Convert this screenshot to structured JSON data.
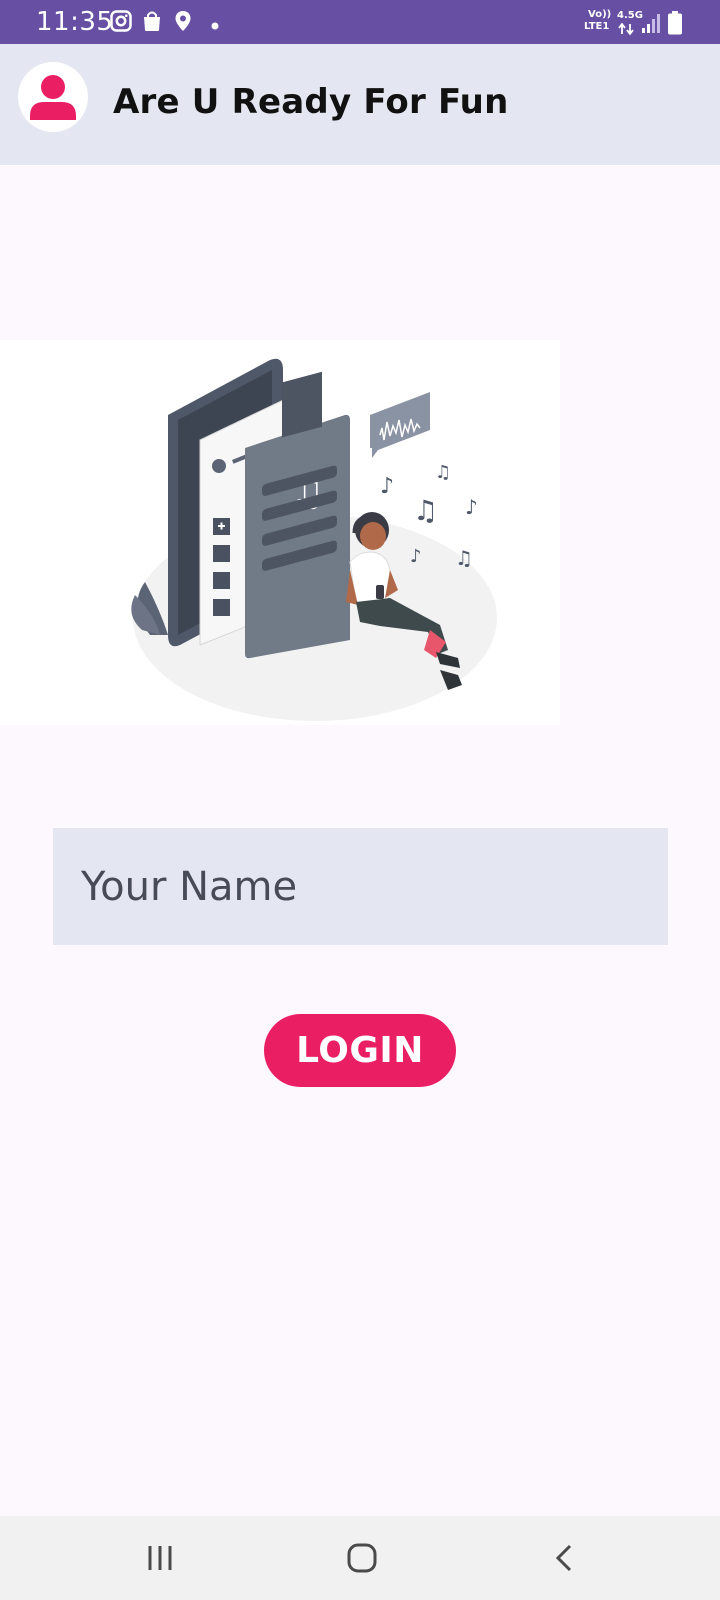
{
  "status_bar": {
    "time": "11:35",
    "left_icons": [
      "instagram-icon",
      "shopping-bag-icon",
      "location-pin-icon",
      "dot-icon"
    ],
    "network_top": "Vo))",
    "network_lte": "LTE1",
    "network_speed": "4.5G",
    "right_icons": [
      "data-arrows-icon",
      "signal-icon",
      "battery-icon"
    ]
  },
  "app_bar": {
    "title": "Are U Ready For Fun",
    "avatar_icon": "person-icon"
  },
  "illustration": {
    "icon": "music-app-illustration"
  },
  "login_form": {
    "name_placeholder": "Your Name",
    "name_value": "",
    "login_label": "LOGIN"
  },
  "nav_bar": {
    "items": [
      "recent-apps-icon",
      "home-icon",
      "back-icon"
    ]
  },
  "colors": {
    "status_bar": "#6750a4",
    "app_bar": "#e4e6f1",
    "accent": "#e91e63",
    "background": "#fdf8fd",
    "input_bg": "#e4e6f1"
  }
}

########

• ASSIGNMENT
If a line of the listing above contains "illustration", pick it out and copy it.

• REPLY TO THE EXERCISE
  "illustration": {
    "icon": "music-app-illustration"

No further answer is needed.